_ACTIVITY:_
Each line below either holds the string "shown" or doesn't. Count those that do and give only the number.

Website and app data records
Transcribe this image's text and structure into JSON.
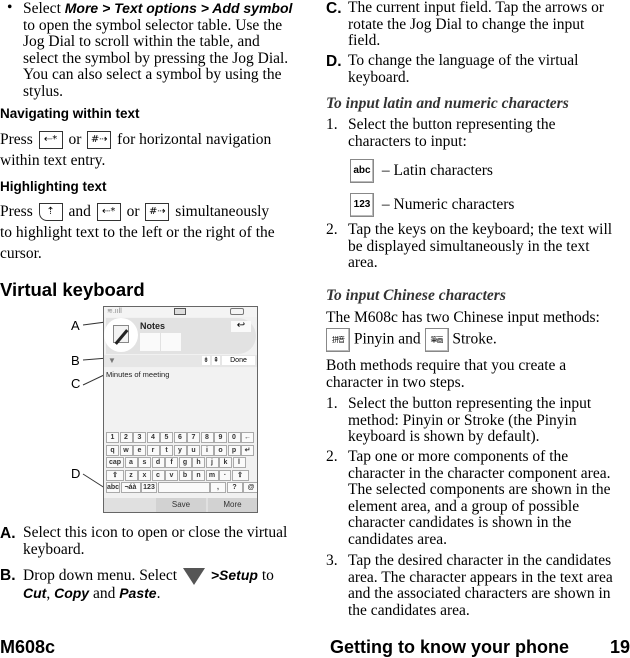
{
  "left": {
    "bullet_intro": {
      "bullet": "•",
      "select": "Select",
      "path": "More > Text options > Add symbol",
      "rest_lines": [
        "to open the symbol selector table. Use the",
        "Jog Dial to scroll within the table, and",
        "select the symbol by pressing the Jog Dial.",
        "You can also select a symbol by using the",
        "stylus."
      ]
    },
    "nav_heading": "Navigating within text",
    "nav_text": {
      "press": "Press",
      "or": "or",
      "after": "for horizontal navigation",
      "line2": "within text entry."
    },
    "highlight_heading": "Highlighting text",
    "highlight_text": {
      "press": "Press",
      "and": "and",
      "or": "or",
      "after": "simultaneously",
      "line2": "to highlight text to the left or the right of the",
      "line3": "cursor."
    },
    "section_heading": "Virtual keyboard",
    "keys": {
      "star_key": "⇠*",
      "hash_key": "#⇢",
      "shift_key": "⇡"
    },
    "callouts": [
      "A",
      "B",
      "C",
      "D"
    ],
    "phone": {
      "app_title": "Notes",
      "done_label": "Done",
      "input_text": "Minutes of meeting",
      "kb_rows": [
        [
          "1",
          "2",
          "3",
          "4",
          "5",
          "6",
          "7",
          "8",
          "9",
          "0",
          "←"
        ],
        [
          "q",
          "w",
          "e",
          "r",
          "t",
          "y",
          "u",
          "i",
          "o",
          "p",
          "↵"
        ],
        [
          "cap",
          "a",
          "s",
          "d",
          "f",
          "g",
          "h",
          "j",
          "k",
          "l"
        ],
        [
          "⇧",
          "z",
          "x",
          "c",
          "v",
          "b",
          "n",
          "m",
          "·",
          "⇧"
        ],
        [
          "abc",
          "¬áà",
          "123",
          "",
          ",",
          "?",
          "@"
        ]
      ],
      "save_label": "Save",
      "more_label": "More"
    },
    "items": [
      {
        "label": "A.",
        "lines": [
          "Select this icon to open or close the virtual",
          "keyboard."
        ]
      },
      {
        "label": "B.",
        "pre": "Drop down menu. Select",
        "setup": ">Setup",
        "to": "to",
        "cut": "Cut",
        "comma": ",",
        "copy": "Copy",
        "and": "and",
        "paste": "Paste",
        "period": "."
      }
    ]
  },
  "right": {
    "items": [
      {
        "label": "C.",
        "lines": [
          "The current input field. Tap the arrows or",
          "rotate the Jog Dial to change the input",
          "field."
        ]
      },
      {
        "label": "D.",
        "lines": [
          "To change the language of the virtual",
          "keyboard."
        ]
      }
    ],
    "latin_heading": "To input latin and numeric characters",
    "latin_steps": [
      {
        "num": "1.",
        "lines": [
          "Select the button representing the",
          "characters to input:"
        ]
      },
      {
        "num": "2.",
        "lines": [
          "Tap the keys on the keyboard; the text will",
          "be displayed simultaneously in the text",
          "area."
        ]
      }
    ],
    "buttons": [
      {
        "icon": "abc",
        "text": "– Latin characters"
      },
      {
        "icon": "123",
        "text": "– Numeric characters"
      }
    ],
    "chinese_heading": "To input Chinese characters",
    "chinese_intro": "The M608c has two Chinese input methods:",
    "pinyin_icon": "拼音",
    "pinyin_text": "Pinyin and",
    "stroke_icon": "筆画",
    "stroke_text": "Stroke.",
    "both_lines": [
      "Both methods require that you create a",
      "character in two steps."
    ],
    "chinese_steps": [
      {
        "num": "1.",
        "lines": [
          "Select the button representing the input",
          "method: Pinyin or Stroke (the Pinyin",
          "keyboard is shown by default)."
        ]
      },
      {
        "num": "2.",
        "lines": [
          "Tap one or more components of the",
          "character in the character component area.",
          "The selected components are shown in the",
          "element area, and a group of possible",
          "character candidates is shown in the",
          "candidates area."
        ]
      },
      {
        "num": "3.",
        "lines": [
          "Tap the desired character in the candidates",
          "area. The character appears in the text area",
          "and the associated characters are shown in",
          "the candidates area."
        ]
      }
    ]
  },
  "footer": {
    "model": "M608c",
    "section": "Getting to know your phone",
    "page": "19"
  }
}
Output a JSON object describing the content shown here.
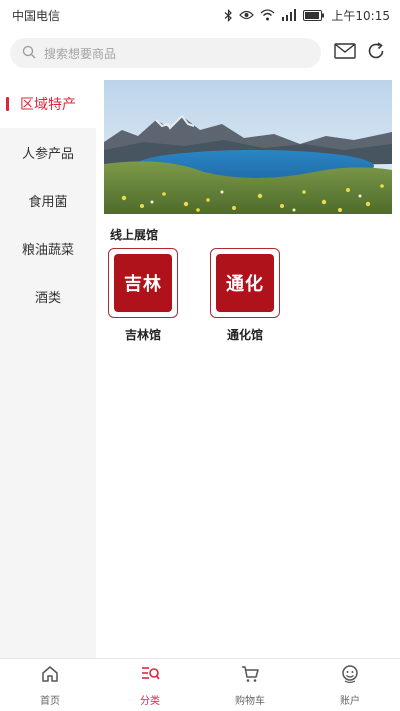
{
  "status_bar": {
    "carrier": "中国电信",
    "time": "上午10:15",
    "icons": [
      "bluetooth-icon",
      "eye-icon",
      "wifi-icon",
      "signal-icon",
      "battery-icon"
    ]
  },
  "search": {
    "placeholder": "搜索想要商品"
  },
  "header_actions": [
    "mail-icon",
    "refresh-icon"
  ],
  "sidebar": {
    "items": [
      {
        "label": "区域特产",
        "active": true
      },
      {
        "label": "人参产品",
        "active": false
      },
      {
        "label": "食用菌",
        "active": false
      },
      {
        "label": "粮油蔬菜",
        "active": false
      },
      {
        "label": "酒类",
        "active": false
      }
    ]
  },
  "main": {
    "section_title": "线上展馆",
    "venues": [
      {
        "logo_text": "吉林",
        "name": "吉林馆"
      },
      {
        "logo_text": "通化",
        "name": "通化馆"
      }
    ]
  },
  "tabs": [
    {
      "label": "首页",
      "icon": "home-icon",
      "active": false
    },
    {
      "label": "分类",
      "icon": "category-icon",
      "active": true
    },
    {
      "label": "购物车",
      "icon": "cart-icon",
      "active": false
    },
    {
      "label": "账户",
      "icon": "account-icon",
      "active": false
    }
  ],
  "colors": {
    "accent": "#e0243c",
    "logo_red": "#b0121c",
    "sidebar_bg": "#f5f5f5"
  }
}
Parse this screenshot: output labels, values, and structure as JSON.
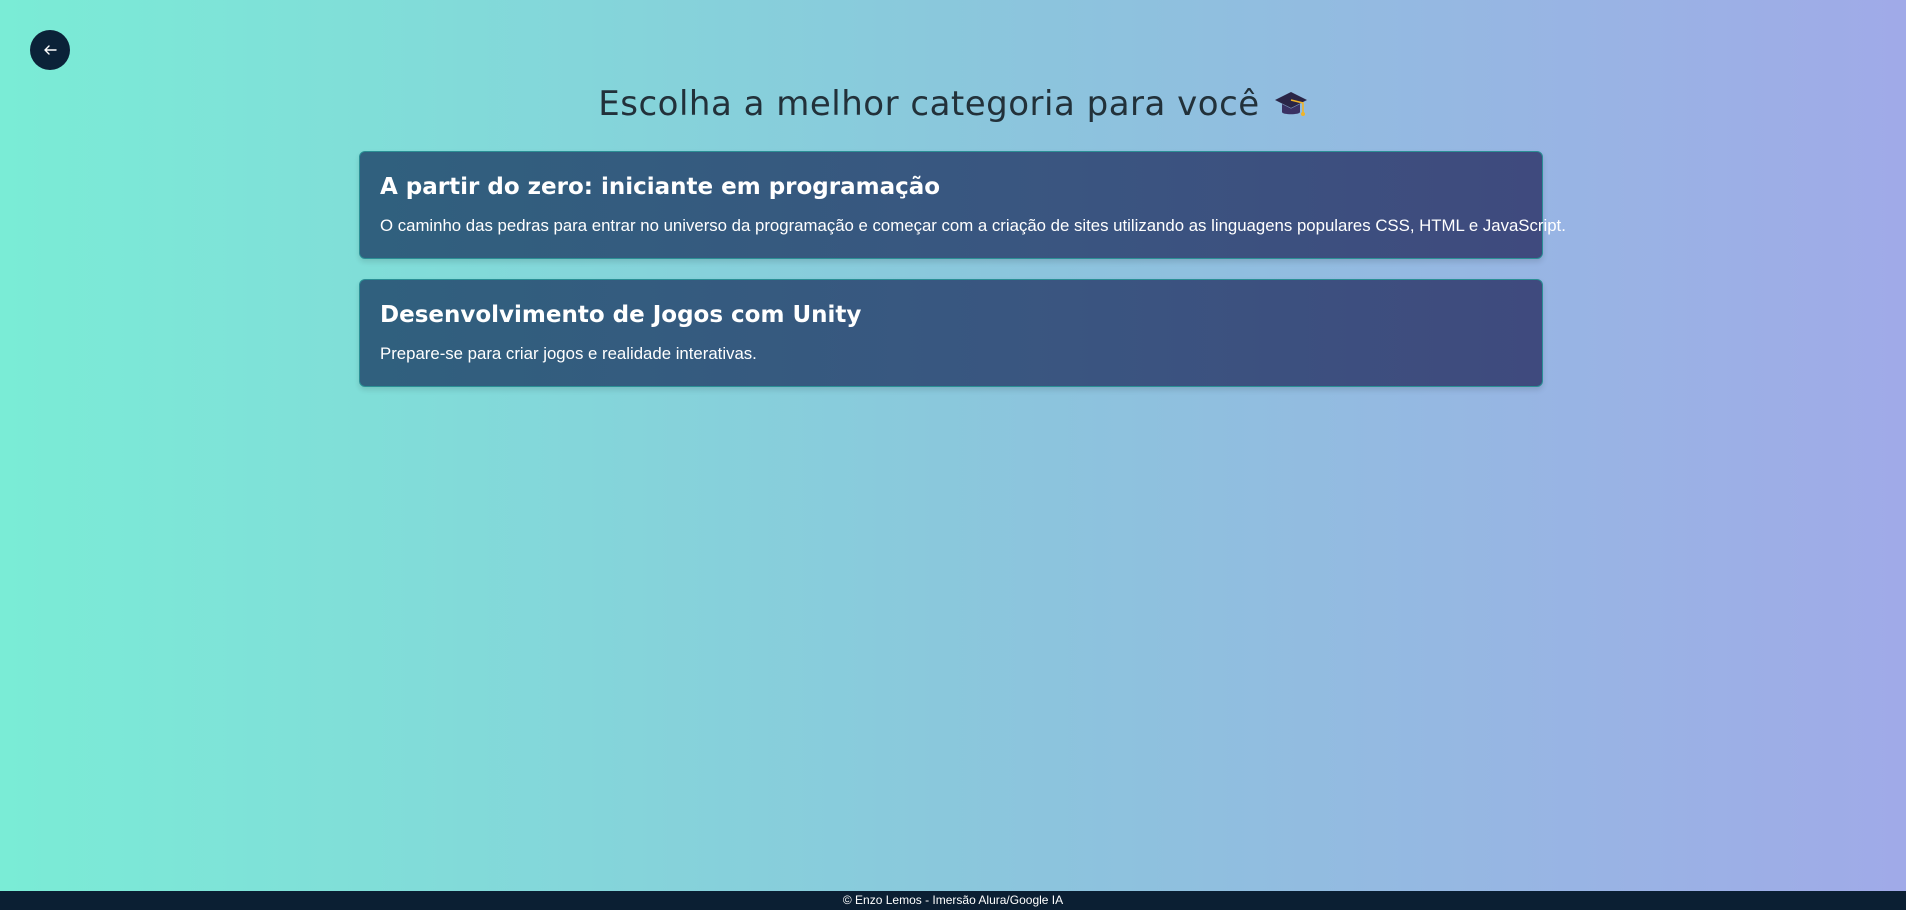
{
  "header": {
    "back_button": {
      "icon": "arrow-left-icon"
    },
    "title": "Escolha a melhor categoria para você",
    "title_emoji": "graduation-cap-icon"
  },
  "categories": [
    {
      "title": "A partir do zero: iniciante em programação",
      "description": "O caminho das pedras para entrar no universo da programação e começar com a criação de sites utilizando as linguagens populares CSS, HTML e JavaScript."
    },
    {
      "title": "Desenvolvimento de Jogos com Unity",
      "description": "Prepare-se para criar jogos e realidade interativas."
    }
  ],
  "footer": {
    "text": "© Enzo Lemos - Imersão Alura/Google IA"
  },
  "colors": {
    "background_start": "#7aecd6",
    "background_end": "#a0aae8",
    "card_start": "#30607e",
    "card_end": "#3f4a7e",
    "footer_bg": "#0b1f33",
    "back_button_bg": "#0b2238"
  }
}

_FINISHED EXERCISE:_
5